• **AIM OF THE EXERCISE**
Copy every line of the data that includes the string "from".

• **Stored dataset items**
++++++++++

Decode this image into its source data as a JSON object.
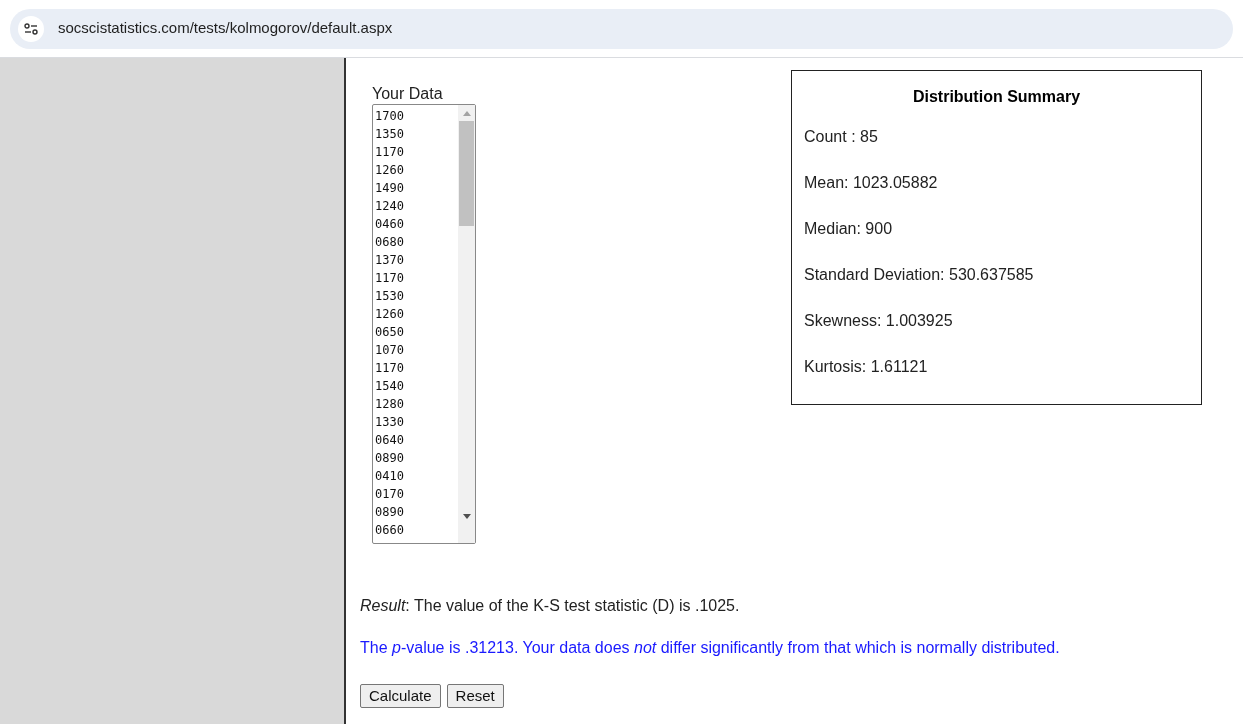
{
  "address_bar": {
    "url": "socscistatistics.com/tests/kolmogorov/default.aspx"
  },
  "data_input": {
    "label": "Your Data",
    "values": [
      "1700",
      "1350",
      "1170",
      "1260",
      "1490",
      "1240",
      "0460",
      "0680",
      "1370",
      "1170",
      "1530",
      "1260",
      "0650",
      "1070",
      "1170",
      "1540",
      "1280",
      "1330",
      "0640",
      "0890",
      "0410",
      "0170",
      "0890",
      "0660"
    ]
  },
  "summary": {
    "title": "Distribution Summary",
    "lines": [
      "Count : 85",
      "Mean: 1023.05882",
      "Median: 900",
      "Standard Deviation: 530.637585",
      "Skewness: 1.003925",
      "Kurtosis: 1.61121"
    ]
  },
  "result": "*Result*: The value of the K-S test statistic (D) is .1025.",
  "conclusion": "The *p*-value is .31213. Your data does *not* differ significantly from that which is normally distributed.",
  "buttons": [
    "Calculate",
    "Reset"
  ]
}
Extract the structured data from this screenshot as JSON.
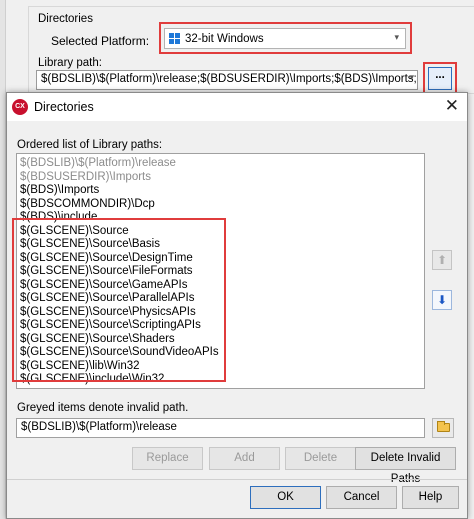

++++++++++

• **RESPONSE**
  "conclusion": "The *p*-value is .31213. Your data does *not* differ significantly from that which is normally distributed.",
Extract the structured data from this screenshot as JSON.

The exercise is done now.